  • I feel that the "fix" our city needs financially is NOT to find new money to waste, but stop wasting the money we already have. And if, by some miracle, this project were to slightly  help stabilize the city financially and address our employment problems... who cares if the quality of life is decreased to the extent that traffic and trains are a nightmare, our air continues to be polluted and we become even more industrial. As home owners in Point Richmond, we are opposed to you selling our quality of life in the future...for all time... in order to try to fix problems that exist today. The container port is not the answer.
  • As for Chevron...until the president of Chevron chooses top live within range of the refinery or proposed container port, we do not care what Chevron wants. I am tired of feeling like my city officials are employees of big industry.

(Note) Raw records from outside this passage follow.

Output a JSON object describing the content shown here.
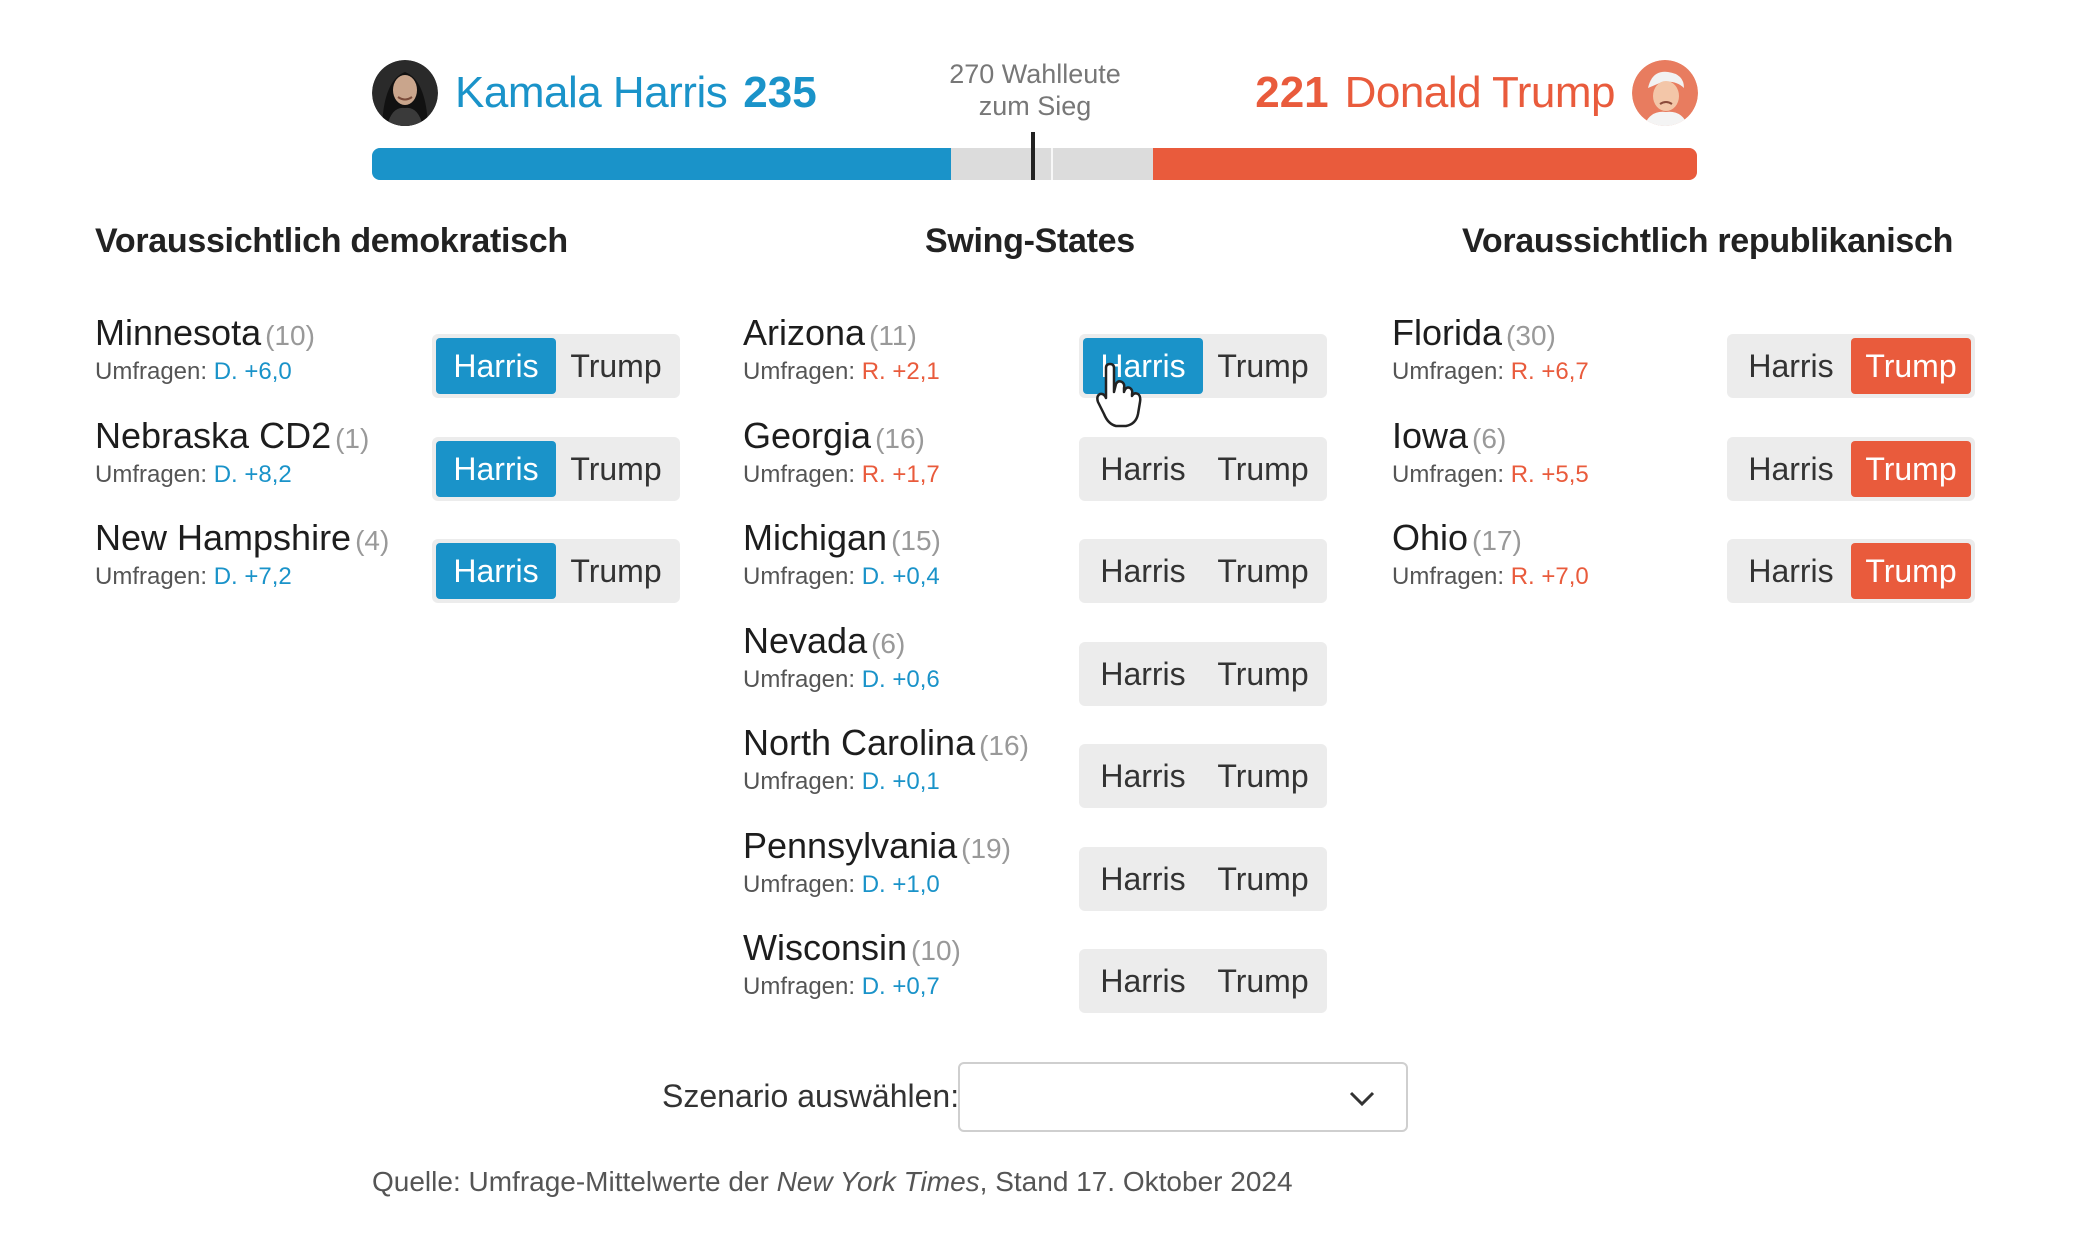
{
  "header": {
    "harris": {
      "name": "Kamala Harris",
      "count": "235",
      "color": "#1a93c9",
      "avatar_icon": "harris-portrait"
    },
    "trump": {
      "name": "Donald Trump",
      "count": "221",
      "color": "#e95b3c",
      "avatar_icon": "trump-portrait"
    },
    "threshold": {
      "line1": "270 Wahlleute",
      "line2": "zum Sieg"
    },
    "progress": {
      "harris_electors": 235,
      "trump_electors": 221,
      "total_electors": 538,
      "to_win": 270
    }
  },
  "columns": {
    "democratic": {
      "title": "Voraussichtlich demokratisch"
    },
    "swing": {
      "title": "Swing-States"
    },
    "republican": {
      "title": "Voraussichtlich republikanisch"
    }
  },
  "poll_prefix": "Umfragen:",
  "toggle_labels": {
    "harris": "Harris",
    "trump": "Trump"
  },
  "democratic_states": [
    {
      "name": "Minnesota",
      "ev": "(10)",
      "poll": "D. +6,0",
      "party": "D",
      "selected": "harris"
    },
    {
      "name": "Nebraska CD2",
      "ev": "(1)",
      "poll": "D. +8,2",
      "party": "D",
      "selected": "harris"
    },
    {
      "name": "New Hampshire",
      "ev": "(4)",
      "poll": "D. +7,2",
      "party": "D",
      "selected": "harris"
    }
  ],
  "swing_states": [
    {
      "name": "Arizona",
      "ev": "(11)",
      "poll": "R. +2,1",
      "party": "R",
      "selected": "harris"
    },
    {
      "name": "Georgia",
      "ev": "(16)",
      "poll": "R. +1,7",
      "party": "R",
      "selected": ""
    },
    {
      "name": "Michigan",
      "ev": "(15)",
      "poll": "D. +0,4",
      "party": "D",
      "selected": ""
    },
    {
      "name": "Nevada",
      "ev": "(6)",
      "poll": "D. +0,6",
      "party": "D",
      "selected": ""
    },
    {
      "name": "North Carolina",
      "ev": "(16)",
      "poll": "D. +0,1",
      "party": "D",
      "selected": ""
    },
    {
      "name": "Pennsylvania",
      "ev": "(19)",
      "poll": "D. +1,0",
      "party": "D",
      "selected": ""
    },
    {
      "name": "Wisconsin",
      "ev": "(10)",
      "poll": "D. +0,7",
      "party": "D",
      "selected": ""
    }
  ],
  "republican_states": [
    {
      "name": "Florida",
      "ev": "(30)",
      "poll": "R. +6,7",
      "party": "R",
      "selected": "trump"
    },
    {
      "name": "Iowa",
      "ev": "(6)",
      "poll": "R. +5,5",
      "party": "R",
      "selected": "trump"
    },
    {
      "name": "Ohio",
      "ev": "(17)",
      "poll": "R. +7,0",
      "party": "R",
      "selected": "trump"
    }
  ],
  "scenario": {
    "label": "Szenario auswählen:",
    "value": "",
    "icon": "chevron-down-icon"
  },
  "source": {
    "prefix": "Quelle: Umfrage-Mittelwerte der ",
    "publication": "New York Times",
    "suffix": ", Stand 17. Oktober 2024"
  },
  "cursor_icon": "hand-pointer-icon"
}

  • You didn't even mention the environmental and health impacts to Richmond neighborhoods.   Has the City Council discussed this as part an economic development strategic plan? I remember when the Richmond Parkway was being built and part of the selling point to get federal and additional state funding to complete the Parkway was it proximity to our freeways and bridges that was to attract R&D businesses to West County (I remember Isaiah saying it was part of the region's economic development strategy).   

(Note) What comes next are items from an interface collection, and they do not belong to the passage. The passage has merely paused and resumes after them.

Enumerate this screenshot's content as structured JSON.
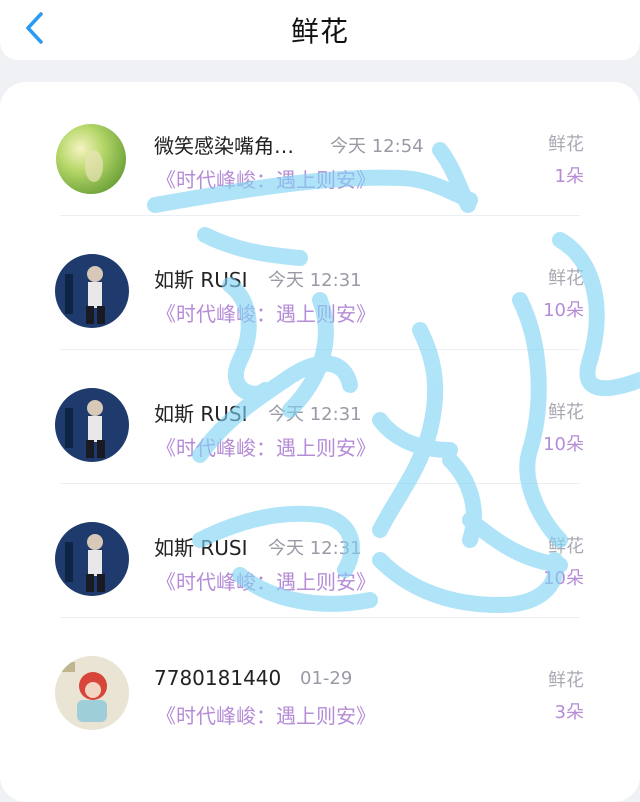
{
  "header": {
    "title": "鲜花",
    "back_icon": "chevron-left-icon",
    "accent": "#2b9af3"
  },
  "rows": [
    {
      "name": "微笑感染嘴角…",
      "time": "今天 12:54",
      "book": "《时代峰峻：遇上则安》",
      "kind": "鲜花",
      "count": "1朵",
      "avatar": "avatar-green"
    },
    {
      "name": "如斯 RUSI",
      "time": "今天 12:31",
      "book": "《时代峰峻：遇上则安》",
      "kind": "鲜花",
      "count": "10朵",
      "avatar": "avatar-blue"
    },
    {
      "name": "如斯 RUSI",
      "time": "今天 12:31",
      "book": "《时代峰峻：遇上则安》",
      "kind": "鲜花",
      "count": "10朵",
      "avatar": "avatar-blue"
    },
    {
      "name": "如斯 RUSI",
      "time": "今天 12:31",
      "book": "《时代峰峻：遇上则安》",
      "kind": "鲜花",
      "count": "10朵",
      "avatar": "avatar-blue"
    },
    {
      "name": "7780181440",
      "time": "01-29",
      "book": "《时代峰峻：遇上则安》",
      "kind": "鲜花",
      "count": "3朵",
      "avatar": "avatar-anime"
    }
  ],
  "colors": {
    "book_link": "#b58cd6",
    "scribble": "#7fd3f5"
  }
}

  • agree completely; this is a misguided plan! we should be concerned about protecting and preserving our existing open space in Richmond rather than creating more heavily industrialized spaces in marshes!
  • Tom - Thanks for another well-written, well-thought-out and informative update on the newest Richmond fiasco.  I'm always amazed how you can write so many thoughtful, literate, well-researched forum articles, as busy as you are both professionally and civically.  I find them very helpful.
  • Tom:  it isn't the stupidest, but most of your points are well taken in re: Richmond's present needs.  The very worst part of the container port is where it is proposed to be built...protecting that marshland is very, very important. But my guess is that the traffic infrastructure problems for a container port somewhere around that area could be handled; the money mostly would come from investors, and ultimately (10/20 years down the pike) Richmond would benefit (as Oakland has financially) from a well designed container port. But in-between, you are right as rain...and our City gov't would screw everything in-between up so badly many would decide that the effort wasn't worth the candle.  Possibly this is time for Richmond to "keep their eye on the prize" and concentrate on the here and now...
  • Hi Tom;  I heard that new container ships are being developed  with a draft of  50 ft or more   and  that  only the  Long Beach Port  has that capacity.  I believe the Bay channel is about 40 -44 feet. thus illuminating the Bay Area ports from servicing the new container ships.  If this is true,  it does  not seem logical to build another container port.